November is National Alzheimer’s Disease Awareness Month and National Caregiver Month. If you fortunate enough not to have been touched by this disease, you may not be aware of how challenging it can be. And you may not be aware that you are likely to be impacted by Alzheimer’s some time in your life. One-third of seniors die with Alzheimer’s or another dementia, and half of the people who reach the age of 80 develop Alzheimer’s.
My grandfather died with Alzheimer’s or some form of dementia when I was twelve years old. Even doctors didn’t know much about the disease then, and Grandpa was diagnosed with “hardening of the arteries.” He became violent and had to be committed to the state mental hospital for the safety of himself and others. My father developed Alzheimer’s in his 70s, and adult family members recognized that he was exhibiting many of the same symptoms as my grandfather had four decades earlier. Doctors are recognizing the disease now because it is so much more prevalent than it used to be because people are living longer. Although some patients develop the disease earlier in life, age is the main risk factor for Alzheimer’s. My husband also developed Alzheimer’s in his 70s and died at age 79.

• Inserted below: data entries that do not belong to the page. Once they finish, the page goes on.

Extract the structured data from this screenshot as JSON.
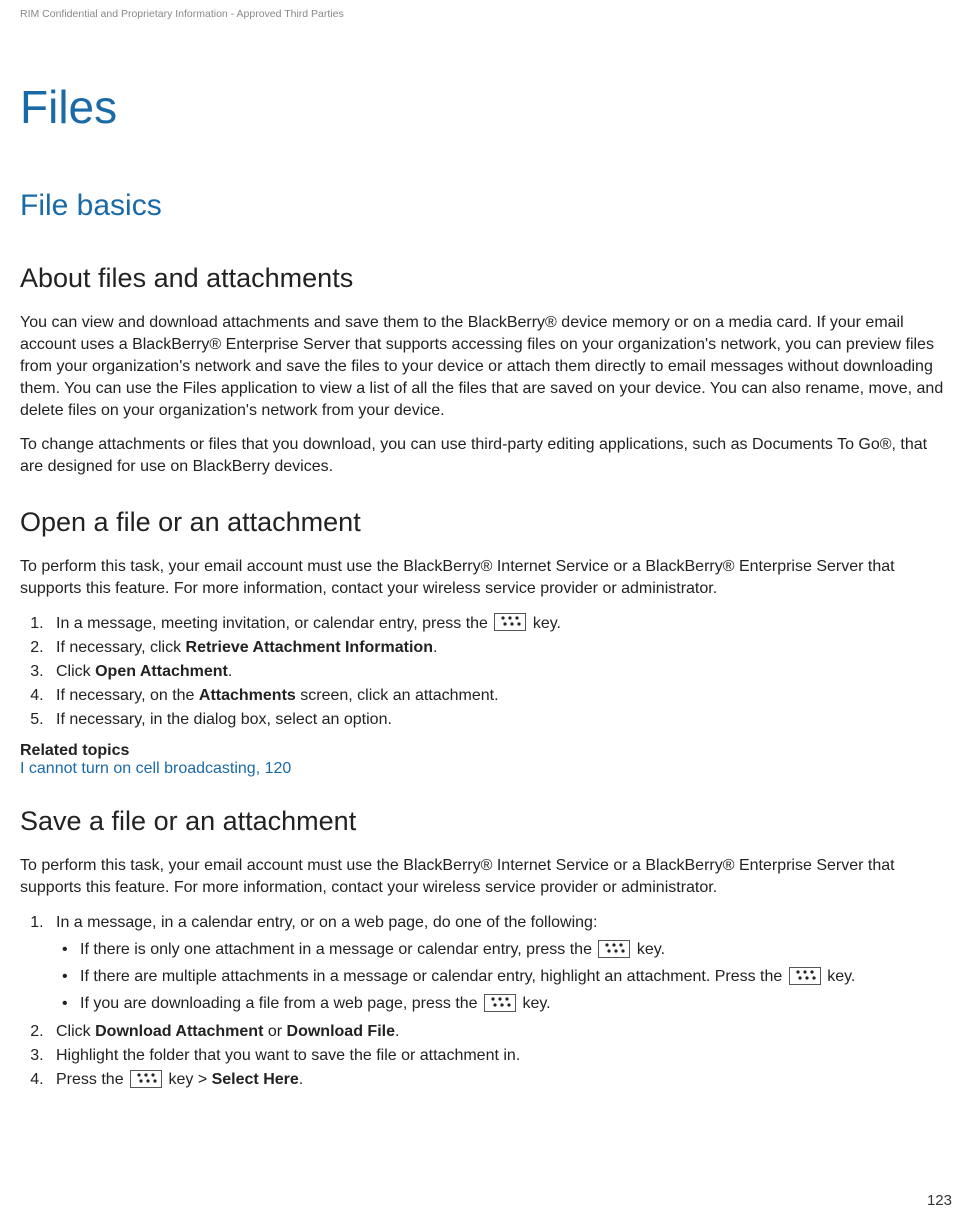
{
  "header": "RIM Confidential and Proprietary Information - Approved Third Parties",
  "title": "Files",
  "section": "File basics",
  "sub1": {
    "heading": "About files and attachments",
    "para1": "You can view and download attachments and save them to the BlackBerry® device memory or on a media card. If your email account uses a BlackBerry® Enterprise Server that supports accessing files on your organization's network, you can preview files from your organization's network and save the files to your device or attach them directly to email messages without downloading them. You can use the Files application to view a list of all the files that are saved on your device. You can also rename, move, and delete files on your organization's network from your device.",
    "para2": "To change attachments or files that you download, you can use third-party editing applications, such as Documents To Go®, that are designed for use on BlackBerry devices."
  },
  "sub2": {
    "heading": "Open a file or an attachment",
    "intro": "To perform this task, your email account must use the BlackBerry® Internet Service or a BlackBerry® Enterprise Server that supports this feature. For more information, contact your wireless service provider or administrator.",
    "step1_prefix": "In a message, meeting invitation, or calendar entry, press the ",
    "step1_suffix": " key.",
    "step2_prefix": "If necessary, click ",
    "step2_bold": "Retrieve Attachment Information",
    "step2_suffix": ".",
    "step3_prefix": "Click ",
    "step3_bold": "Open Attachment",
    "step3_suffix": ".",
    "step4_prefix": "If necessary, on the ",
    "step4_bold": "Attachments",
    "step4_suffix": " screen, click an attachment.",
    "step5": "If necessary, in the dialog box, select an option.",
    "related_heading": "Related topics",
    "related_link": "I cannot turn on cell broadcasting, 120"
  },
  "sub3": {
    "heading": "Save a file or an attachment",
    "intro": "To perform this task, your email account must use the BlackBerry® Internet Service or a BlackBerry® Enterprise Server that supports this feature. For more information, contact your wireless service provider or administrator.",
    "step1": "In a message, in a calendar entry, or on a web page, do one of the following:",
    "bullet1_prefix": "If there is only one attachment in a message or calendar entry, press the ",
    "bullet1_suffix": " key.",
    "bullet2_prefix": "If there are multiple attachments in a message or calendar entry, highlight an attachment. Press the ",
    "bullet2_suffix": " key.",
    "bullet3_prefix": "If you are downloading a file from a web page, press the ",
    "bullet3_suffix": " key.",
    "step2_prefix": "Click ",
    "step2_bold1": "Download Attachment",
    "step2_mid": " or ",
    "step2_bold2": "Download File",
    "step2_suffix": ".",
    "step3": "Highlight the folder that you want to save the file or attachment in.",
    "step4_prefix": "Press the ",
    "step4_mid": " key > ",
    "step4_bold": "Select Here",
    "step4_suffix": "."
  },
  "page_number": "123"
}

According to the Alzheimer’s Association, “Alzheimer’s disease is the sixth-leading cause of death in the United States and the only cause of death among the top 10 in the United States that cannot be prevented, cured or even slowed.”
The fact that currently nothing can be done to effectively treat patients with the disease makes it very difficult to deal with, and the way it destroys the individual’s personality and both physical and cognitive abilities makes it even harder. Imagine that, like a dear friend of mine, you have been married to the love of your life for more than sixty years, and now your spouse even doesn’t know who you are. Think how you would feel if the person you loved most in the world believed that, rather than caring for them, you are plotting against them, stealing from them, even trying to poison them with the food you prepare and the medicine you administer.
This is the reality faced by millions of caregivers. Just like an infant, a person with advanced dementia requires constant care and cannot be left alone. Caregiving is physically and emotionally stressful and exhausting. Family members and friends who care for loved ones with dementia do so out of love and commitment, and most would say, as I do, that caring for someone you love is an honor and a blessing. Even so, it is still challenging.
If you know a caregiver, recognize him or her during November. You can write an online tribute, send a personal note, arrange for respite care for the dementia patient and take the caregiver to lunch, or give the caregiver a gift to pamper and relax him or her.
The pictured basket from Lil Country Store includes the book Help! What Do I Do Now?: Caring for Your Loved One with Alzheimer’s, a mug and herbal teas, Life Savers, a Kit Kat bar (for a “break”), and a candle and candle holder. The book, which is short and easy-to-read, contains practical information for caregivers, and the other items will give the caregiver a short, soothing break.
You don’t have to spend a lot of money—just show your appreciation and respect for what the caregiver does.